Think Darth Vader in Star Wars or Mrs. Danvers in Rebecca. Archibald Cunningham in Rob Roy or Jack Nicholson’s Joker in Batman. Nurse Ratched in One Flew Over the Cuckoo’s Nest or Hannibal Lector in Silence of the Lambs. They weren’t the stars, but they made the movie.
No actor has brought more life and personality to bad guys on the big screen better than Alan Rickman. While he is a very talented thespian whose range goes from dramatic to comedic roles, it’s his villains that we love him for. The man is an acting genius, bringing a quality and depth to each of his evil characters that captivates us, leaving us eagerly awaiting his next appearance onstage as the drama plays out, while we all but forget about the hero.
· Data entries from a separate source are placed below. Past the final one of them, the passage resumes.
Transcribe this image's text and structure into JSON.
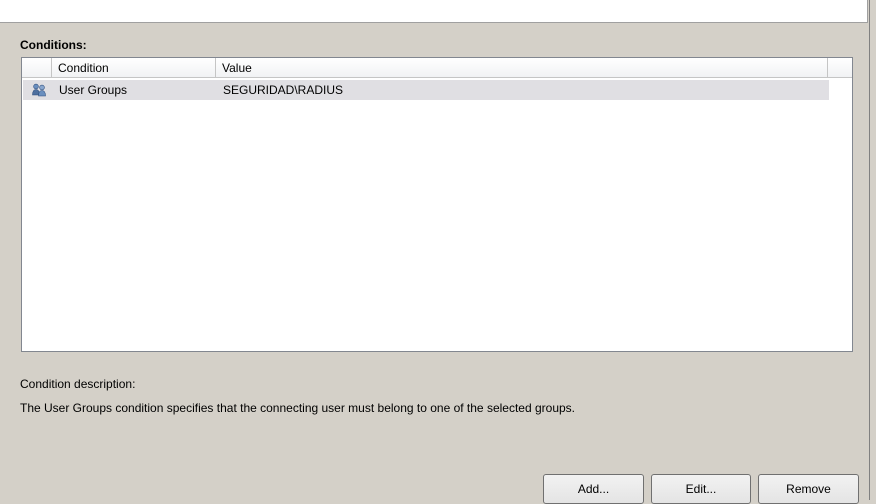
{
  "conditions_label": "Conditions:",
  "table": {
    "columns": [
      "Condition",
      "Value"
    ],
    "rows": [
      {
        "icon": "user-group-icon",
        "condition": "User Groups",
        "value": "SEGURIDAD\\RADIUS"
      }
    ]
  },
  "description": {
    "label": "Condition description:",
    "text": "The User Groups condition specifies that the connecting user must belong to one of the selected groups."
  },
  "buttons": {
    "add": "Add...",
    "edit": "Edit...",
    "remove": "Remove"
  },
  "colors": {
    "dialog_bg": "#d4d0c8",
    "selected_row": "#e0dfe3"
  }
}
He first burst onto the big screen as the merciless German terrorist Hans Gruber in Die Hard. Sure, Bruce Willis was the mega star, but Gruber’s cool sneers and subtle malice kept us glued to our seats. Even as he got his in the climactic end, all of American sat up and said “Who was that guy?” Next came his unforgettable portrayal of the Sheriff of Nottingham in Robin Hood: Prince of Thieves. Can you say Kevin who? While Costner was the box office draw, Rickman’s performance was the one everyone was talking about. He ranted and raved through each of his scenes, his frustration comical as Robin Hood thwarted his best-laid plans. His smarmy Sheriff had so much screen presence and all the best lines that he stole the whole movie out from under Kevin Costner’s nose, earning him the British Academy Award for Best Supporting Actor. His next villainous role was that of Grigori Rasputin in the HBO series Rasputin: Dark Servant of Destiny. His portrayal of the mad monk was so convincing, it garnered him an Emmy and Golden Globe award for it.
Then there’s Serevus Snape, a complex character Rickman has portrayed in all of the Harry Potter movies. While technically he wasn’t really a villain, he started out as one. Or did he? His character had us so conflicted, we never truly knew where his loyalties lay until the very end of the series. Some of us still aren’t sure. There’s never been a dark character so mysterious, so misleading, so multi-dimensional and layered, as Serevus Snape. Chalk that one up to the brilliant talent of J.K. Rowling. She took a character from villain to tragic hero on the written page and Alan Rickman brought him to full, vibrant life on the big screen. It’s a lesson we all should take to heart: if you ever think you may want to make your villain redeemable at some point, you might want to start by studying the life of Serevus Snape.